··· Provided entries

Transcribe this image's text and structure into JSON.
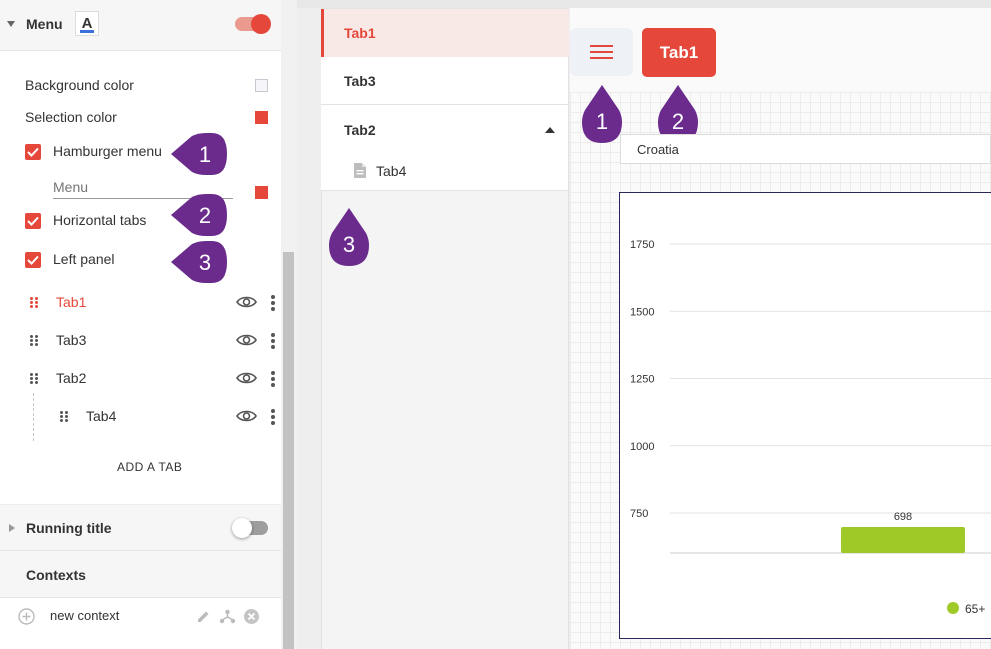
{
  "panel": {
    "menu_section": {
      "title": "Menu",
      "toggle_on": true
    },
    "background_color_label": "Background color",
    "selection_color_label": "Selection color",
    "hamburger_label": "Hamburger menu",
    "menu_input_placeholder": "Menu",
    "horizontal_tabs_label": "Horizontal tabs",
    "left_panel_label": "Left panel",
    "tabs": [
      {
        "label": "Tab1",
        "selected": true
      },
      {
        "label": "Tab3",
        "selected": false
      },
      {
        "label": "Tab2",
        "selected": false
      },
      {
        "label": "Tab4",
        "selected": false
      }
    ],
    "add_tab_label": "ADD A TAB",
    "running_title": {
      "label": "Running title",
      "toggle_on": false
    },
    "contexts_label": "Contexts",
    "new_context_label": "new context"
  },
  "markers": [
    "1",
    "2",
    "3"
  ],
  "tabcol": {
    "items": [
      "Tab1",
      "Tab3",
      "Tab2"
    ],
    "child": "Tab4"
  },
  "content": {
    "tab_button": "Tab1",
    "country": "Croatia"
  },
  "chart_data": {
    "type": "bar",
    "ylim": [
      600,
      1900
    ],
    "yticks": [
      "1750",
      "1500",
      "1250",
      "1000",
      "750"
    ],
    "categories": [
      ""
    ],
    "series": [
      {
        "name": "65+",
        "values": [
          698
        ],
        "color": "#9fc927"
      }
    ]
  },
  "colors": {
    "accent": "#e5483a",
    "marker": "#6a2b8c",
    "bar": "#9fc927"
  }
}
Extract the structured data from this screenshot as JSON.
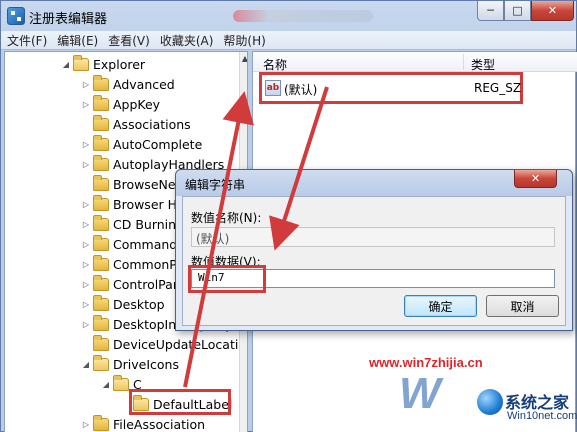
{
  "window": {
    "title": "注册表编辑器",
    "controls": {
      "minimize": "─",
      "maximize": "□",
      "close": "✕"
    }
  },
  "menu": {
    "items": [
      "文件(F)",
      "编辑(E)",
      "查看(V)",
      "收藏夹(A)",
      "帮助(H)"
    ]
  },
  "tree": {
    "items": [
      {
        "label": "Explorer",
        "expander": "◢",
        "level": 0,
        "open": true
      },
      {
        "label": "Advanced",
        "expander": "▷",
        "level": 1
      },
      {
        "label": "AppKey",
        "expander": "▷",
        "level": 1
      },
      {
        "label": "Associations",
        "expander": "",
        "level": 1
      },
      {
        "label": "AutoComplete",
        "expander": "▷",
        "level": 1
      },
      {
        "label": "AutoplayHandlers",
        "expander": "▷",
        "level": 1
      },
      {
        "label": "BrowseNewProcess",
        "expander": "",
        "level": 1
      },
      {
        "label": "Browser Helper Objects",
        "expander": "▷",
        "level": 1
      },
      {
        "label": "CD Burning",
        "expander": "▷",
        "level": 1
      },
      {
        "label": "CommandStore",
        "expander": "▷",
        "level": 1
      },
      {
        "label": "CommonPlaces",
        "expander": "▷",
        "level": 1
      },
      {
        "label": "ControlPanel",
        "expander": "▷",
        "level": 1
      },
      {
        "label": "Desktop",
        "expander": "▷",
        "level": 1
      },
      {
        "label": "DesktopIniPropertyMap",
        "expander": "▷",
        "level": 1
      },
      {
        "label": "DeviceUpdateLocations",
        "expander": "",
        "level": 1
      },
      {
        "label": "DriveIcons",
        "expander": "◢",
        "level": 1,
        "open": true
      },
      {
        "label": "C",
        "expander": "◢",
        "level": 2,
        "open": true
      },
      {
        "label": "DefaultLabel",
        "expander": "",
        "level": 3,
        "open": true
      },
      {
        "label": "FileAssociation",
        "expander": "▷",
        "level": 1
      }
    ]
  },
  "values_pane": {
    "col_name": "名称",
    "col_type": "类型",
    "rows": [
      {
        "icon": "ab",
        "name": "(默认)",
        "type": "REG_SZ"
      }
    ]
  },
  "dialog": {
    "title": "编辑字符串",
    "close": "✕",
    "name_label": "数值名称(N):",
    "name_value": "(默认)",
    "data_label": "数值数据(V):",
    "data_value": "Win7",
    "ok": "确定",
    "cancel": "取消"
  },
  "watermark": {
    "url": "www.win7zhijia.cn",
    "logo": "W",
    "site": "系统之家",
    "domain": "Win10net.com"
  },
  "colors": {
    "highlight_red": "#d23b3b",
    "accent_blue": "#1f5aa8"
  }
}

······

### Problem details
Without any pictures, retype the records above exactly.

### Response to this task
Transcribe this image's text and structure into JSON.
{
  "panel": {
    "menu_section": {
      "title": "Menu",
      "toggle_on": true
    },
    "background_color_label": "Background color",
    "selection_color_label": "Selection color",
    "hamburger_label": "Hamburger menu",
    "menu_input_placeholder": "Menu",
    "horizontal_tabs_label": "Horizontal tabs",
    "left_panel_label": "Left panel",
    "tabs": [
      {
        "label": "Tab1",
        "selected": true
      },
      {
        "label": "Tab3",
        "selected": false
      },
      {
        "label": "Tab2",
        "selected": false
      },
      {
        "label": "Tab4",
        "selected": false
      }
    ],
    "add_tab_label": "ADD A TAB",
    "running_title": {
      "label": "Running title",
      "toggle_on": false
    },
    "contexts_label": "Contexts",
    "new_context_label": "new context"
  },
  "markers": [
    "1",
    "2",
    "3"
  ],
  "tabcol": {
    "items": [
      "Tab1",
      "Tab3",
      "Tab2"
    ],
    "child": "Tab4"
  },
  "content": {
    "tab_button": "Tab1",
    "country": "Croatia"
  },
  "chart_data": {
    "type": "bar",
    "ylim": [
      600,
      1900
    ],
    "yticks": [
      "1750",
      "1500",
      "1250",
      "1000",
      "750"
    ],
    "categories": [
      ""
    ],
    "series": [
      {
        "name": "65+",
        "values": [
          698
        ],
        "color": "#9fc927"
      }
    ]
  },
  "colors": {
    "accent": "#e5483a",
    "marker": "#6a2b8c",
    "bar": "#9fc927"
  }
}
Extract the structured data from this screenshot as JSON.
{
  "window": {
    "title": "注册表编辑器",
    "controls": {
      "minimize": "─",
      "maximize": "□",
      "close": "✕"
    }
  },
  "menu": {
    "items": [
      "文件(F)",
      "编辑(E)",
      "查看(V)",
      "收藏夹(A)",
      "帮助(H)"
    ]
  },
  "tree": {
    "items": [
      {
        "label": "Explorer",
        "expander": "◢",
        "level": 0,
        "open": true
      },
      {
        "label": "Advanced",
        "expander": "▷",
        "level": 1
      },
      {
        "label": "AppKey",
        "expander": "▷",
        "level": 1
      },
      {
        "label": "Associations",
        "expander": "",
        "level": 1
      },
      {
        "label": "AutoComplete",
        "expander": "▷",
        "level": 1
      },
      {
        "label": "AutoplayHandlers",
        "expander": "▷",
        "level": 1
      },
      {
        "label": "BrowseNewProcess",
        "expander": "",
        "level": 1
      },
      {
        "label": "Browser Helper Objects",
        "expander": "▷",
        "level": 1
      },
      {
        "label": "CD Burning",
        "expander": "▷",
        "level": 1
      },
      {
        "label": "CommandStore",
        "expander": "▷",
        "level": 1
      },
      {
        "label": "CommonPlaces",
        "expander": "▷",
        "level": 1
      },
      {
        "label": "ControlPanel",
        "expander": "▷",
        "level": 1
      },
      {
        "label": "Desktop",
        "expander": "▷",
        "level": 1
      },
      {
        "label": "DesktopIniPropertyMap",
        "expander": "▷",
        "level": 1
      },
      {
        "label": "DeviceUpdateLocations",
        "expander": "",
        "level": 1
      },
      {
        "label": "DriveIcons",
        "expander": "◢",
        "level": 1,
        "open": true
      },
      {
        "label": "C",
        "expander": "◢",
        "level": 2,
        "open": true
      },
      {
        "label": "DefaultLabel",
        "expander": "",
        "level": 3,
        "open": true
      },
      {
        "label": "FileAssociation",
        "expander": "▷",
        "level": 1
      }
    ]
  },
  "values_pane": {
    "col_name": "名称",
    "col_type": "类型",
    "rows": [
      {
        "icon": "ab",
        "name": "(默认)",
        "type": "REG_SZ"
      }
    ]
  },
  "dialog": {
    "title": "编辑字符串",
    "close": "✕",
    "name_label": "数值名称(N):",
    "name_value": "(默认)",
    "data_label": "数值数据(V):",
    "data_value": "Win7",
    "ok": "确定",
    "cancel": "取消"
  },
  "watermark": {
    "url": "www.win7zhijia.cn",
    "logo": "W",
    "site": "系统之家",
    "domain": "Win10net.com"
  },
  "colors": {
    "highlight_red": "#d23b3b",
    "accent_blue": "#1f5aa8"
  }
}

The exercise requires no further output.